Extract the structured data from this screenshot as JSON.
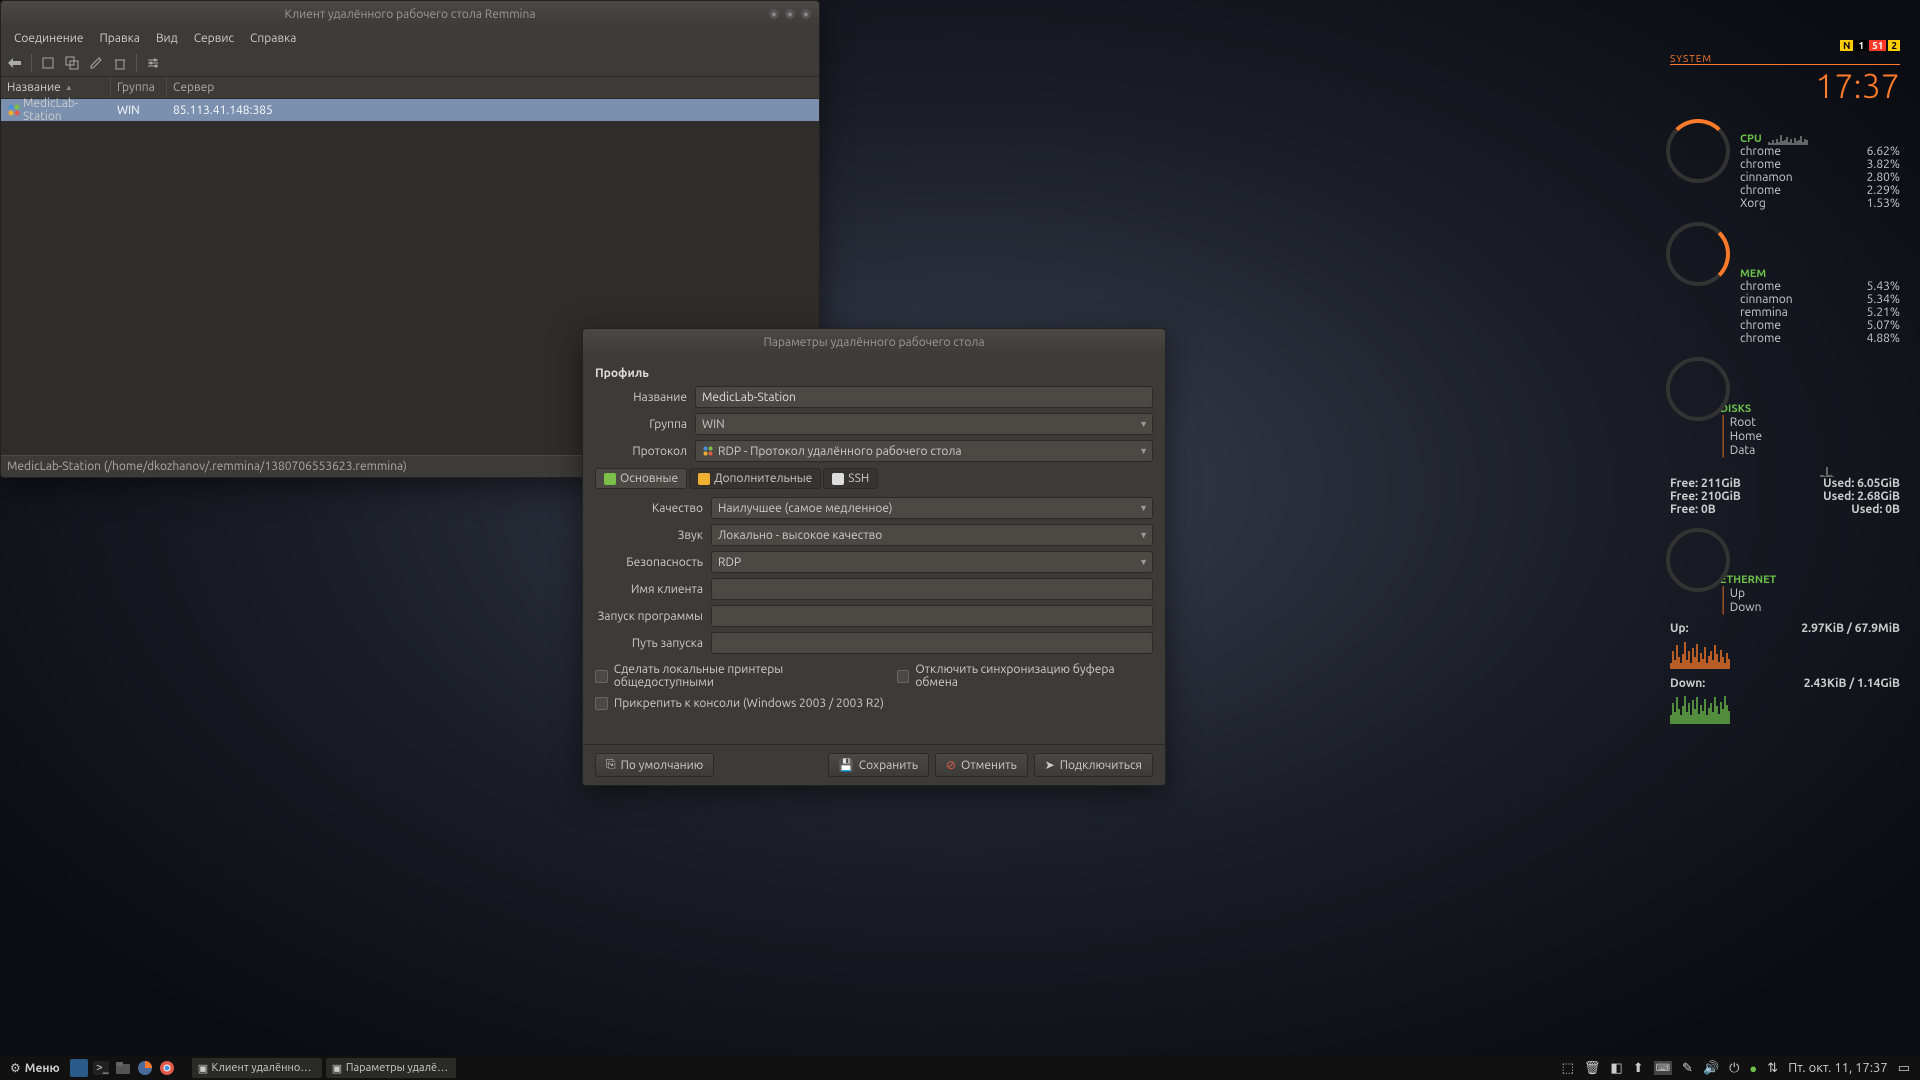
{
  "main_window": {
    "title": "Клиент удалённого рабочего стола Remmina",
    "menubar": [
      "Соединение",
      "Правка",
      "Вид",
      "Сервис",
      "Справка"
    ],
    "columns": {
      "name": "Название",
      "group": "Группа",
      "server": "Сервер"
    },
    "row": {
      "name": "MedicLab-Station",
      "group": "WIN",
      "server": "85.113.41.148:385"
    },
    "status": "MedicLab-Station (/home/dkozhanov/.remmina/1380706553623.remmina)"
  },
  "dialog": {
    "title": "Параметры удалённого рабочего стола",
    "section_profile": "Профиль",
    "labels": {
      "name": "Название",
      "group": "Группа",
      "protocol": "Протокол",
      "quality": "Качество",
      "sound": "Звук",
      "security": "Безопасность",
      "clientname": "Имя клиента",
      "startprog": "Запуск программы",
      "startpath": "Путь запуска"
    },
    "values": {
      "name": "MedicLab-Station",
      "group": "WIN",
      "protocol": "RDP - Протокол удалённого рабочего стола",
      "quality": "Наилучшее (самое медленное)",
      "sound": "Локально - высокое качество",
      "security": "RDP",
      "clientname": "",
      "startprog": "",
      "startpath": ""
    },
    "tabs": {
      "basic": "Основные",
      "advanced": "Дополнительные",
      "ssh": "SSH"
    },
    "checks": {
      "printers": "Сделать локальные принтеры общедоступными",
      "clipboard": "Отключить синхронизацию буфера обмена",
      "console": "Прикрепить к консоли (Windows 2003 / 2003 R2)"
    },
    "buttons": {
      "default": "По умолчанию",
      "save": "Сохранить",
      "cancel": "Отменить",
      "connect": "Подключиться"
    }
  },
  "conky": {
    "system": "SYSTEM",
    "time": "17:37",
    "badges": [
      {
        "t": "N",
        "bg": "#ffcc00"
      },
      {
        "t": "1",
        "bg": "#000"
      },
      {
        "t": "51",
        "bg": "#ff3a2a"
      },
      {
        "t": "2",
        "bg": "#ffcc00"
      }
    ],
    "cpu": {
      "label": "CPU",
      "procs": [
        [
          "chrome",
          "6.62%"
        ],
        [
          "chrome",
          "3.82%"
        ],
        [
          "cinnamon",
          "2.80%"
        ],
        [
          "chrome",
          "2.29%"
        ],
        [
          "Xorg",
          "1.53%"
        ]
      ]
    },
    "mem": {
      "label": "MEM",
      "procs": [
        [
          "chrome",
          "5.43%"
        ],
        [
          "cinnamon",
          "5.34%"
        ],
        [
          "remmina",
          "5.21%"
        ],
        [
          "chrome",
          "5.07%"
        ],
        [
          "chrome",
          "4.88%"
        ]
      ]
    },
    "disks": {
      "label": "DISKS",
      "parts": [
        "Root",
        "Home",
        "Data"
      ],
      "rows": [
        [
          "Free: 211GiB",
          "Used: 6.05GiB"
        ],
        [
          "Free: 210GiB",
          "Used: 2.68GiB"
        ],
        [
          "Free: 0B",
          "Used: 0B"
        ]
      ]
    },
    "eth": {
      "label": "ETHERNET",
      "up": "Up",
      "down": "Down",
      "upval": "Up:",
      "uptot": "2.97KiB / 67.9MiB",
      "downval": "Down:",
      "downtot": "2.43KiB / 1.14GiB"
    }
  },
  "panel": {
    "menu": "Меню",
    "tasks": [
      "Клиент удалённого ...",
      "Параметры удалён..."
    ],
    "clock": "Пт. окт. 11, 17:37"
  }
}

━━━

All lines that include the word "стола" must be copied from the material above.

    "title": "Клиент удалённого рабочего стола Remmina",
    "title": "Параметры удалённого рабочего стола",
      "protocol": "RDP - Протокол удалённого рабочего стола",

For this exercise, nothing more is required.